So what does it mean when an investment appears in a TV advert? Well, it is not something you will see until an investment is pretty much agreed on by the consensus. TV ads are expensive and take time to make. Therefore, they tend to be top-of-the-market indicators.
Another similar media indicator are books about an investment class. My own book ‘Opportunity Dubai’ was the same. It takes a long time to write and even longer to get published, and so books often appear just as the fundamentals they describe are changing.
Yesterday I bought The Goldwatcher, an excellent new book by John Katz and Frank Holmes with a forward by Dr Marc Faber. Perhaps this is also a negative indicator, although I asked Dr Faber that last night and he said gold has a maximum downside of $850 an ounce in any correction.
Perhaps it is the rest of the commodities complex ex-gold that should be the main concern. It is surely illogical that in the worst recession since the Second World War – with trade and industrial output slumping faster than in 1930 – that commodity prices should stay up.
Agora Financial senior editor Chris Mayer made a powerful case for agriculture as an investment theme at the Decade of Reckoning conference here in Vancouver. Population growth and a desire to eat well are strong drivers, and the longer trend is clear. Companies like Potash Corporation and Lindsy are Mayer’s top picks to play this trend.
But in the short term you have to wonder if the rally in agricultural prices is not overdone and maybe even more obviously the industrial metals and materials complex. If this is really such a terrible recession why should commodity prices hold up?

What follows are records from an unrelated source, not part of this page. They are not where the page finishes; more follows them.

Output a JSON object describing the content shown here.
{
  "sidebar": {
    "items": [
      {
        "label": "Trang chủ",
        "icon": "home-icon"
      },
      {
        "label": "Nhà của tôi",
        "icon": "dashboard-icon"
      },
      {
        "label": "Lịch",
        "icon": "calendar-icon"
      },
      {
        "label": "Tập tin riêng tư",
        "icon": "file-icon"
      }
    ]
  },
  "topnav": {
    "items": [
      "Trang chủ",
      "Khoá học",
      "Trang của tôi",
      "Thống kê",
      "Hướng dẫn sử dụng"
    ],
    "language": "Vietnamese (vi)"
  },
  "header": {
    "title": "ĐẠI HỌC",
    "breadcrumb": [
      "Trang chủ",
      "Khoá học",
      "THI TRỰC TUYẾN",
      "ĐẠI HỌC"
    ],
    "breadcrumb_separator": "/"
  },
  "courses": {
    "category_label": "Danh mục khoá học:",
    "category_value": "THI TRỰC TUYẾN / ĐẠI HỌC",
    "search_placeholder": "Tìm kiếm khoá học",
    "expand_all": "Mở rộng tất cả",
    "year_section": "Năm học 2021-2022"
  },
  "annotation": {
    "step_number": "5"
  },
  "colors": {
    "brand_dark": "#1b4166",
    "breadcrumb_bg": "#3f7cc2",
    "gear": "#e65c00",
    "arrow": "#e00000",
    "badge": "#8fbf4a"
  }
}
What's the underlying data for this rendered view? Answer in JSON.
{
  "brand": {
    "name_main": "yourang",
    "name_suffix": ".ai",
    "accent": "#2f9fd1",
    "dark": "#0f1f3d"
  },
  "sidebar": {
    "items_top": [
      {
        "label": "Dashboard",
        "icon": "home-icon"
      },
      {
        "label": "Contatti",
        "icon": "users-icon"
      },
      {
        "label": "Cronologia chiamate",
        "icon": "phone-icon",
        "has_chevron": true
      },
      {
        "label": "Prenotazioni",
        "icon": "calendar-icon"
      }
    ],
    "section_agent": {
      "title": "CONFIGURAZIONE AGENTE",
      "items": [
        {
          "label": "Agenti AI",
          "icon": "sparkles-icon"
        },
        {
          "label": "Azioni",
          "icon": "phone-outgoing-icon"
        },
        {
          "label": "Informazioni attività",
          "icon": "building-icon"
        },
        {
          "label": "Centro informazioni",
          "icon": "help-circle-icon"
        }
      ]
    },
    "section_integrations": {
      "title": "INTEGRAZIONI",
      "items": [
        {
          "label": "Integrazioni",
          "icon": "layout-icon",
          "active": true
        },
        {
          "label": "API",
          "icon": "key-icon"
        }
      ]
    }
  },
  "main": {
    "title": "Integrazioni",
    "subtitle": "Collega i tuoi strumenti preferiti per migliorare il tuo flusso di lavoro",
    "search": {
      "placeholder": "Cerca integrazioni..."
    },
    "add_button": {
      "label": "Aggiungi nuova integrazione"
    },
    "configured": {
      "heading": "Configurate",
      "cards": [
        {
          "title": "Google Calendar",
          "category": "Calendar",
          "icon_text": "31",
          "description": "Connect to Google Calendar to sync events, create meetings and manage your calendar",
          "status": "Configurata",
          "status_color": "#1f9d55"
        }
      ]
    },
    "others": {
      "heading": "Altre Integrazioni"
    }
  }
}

There ought to be a short-term correction at the very least as recession is striking at the heart of demand for commodities. If global manufacturing is in crisis then commodities should be cheap not expensive, and if so then the TV commercials for commodity ETFs are indeed a warning to heed.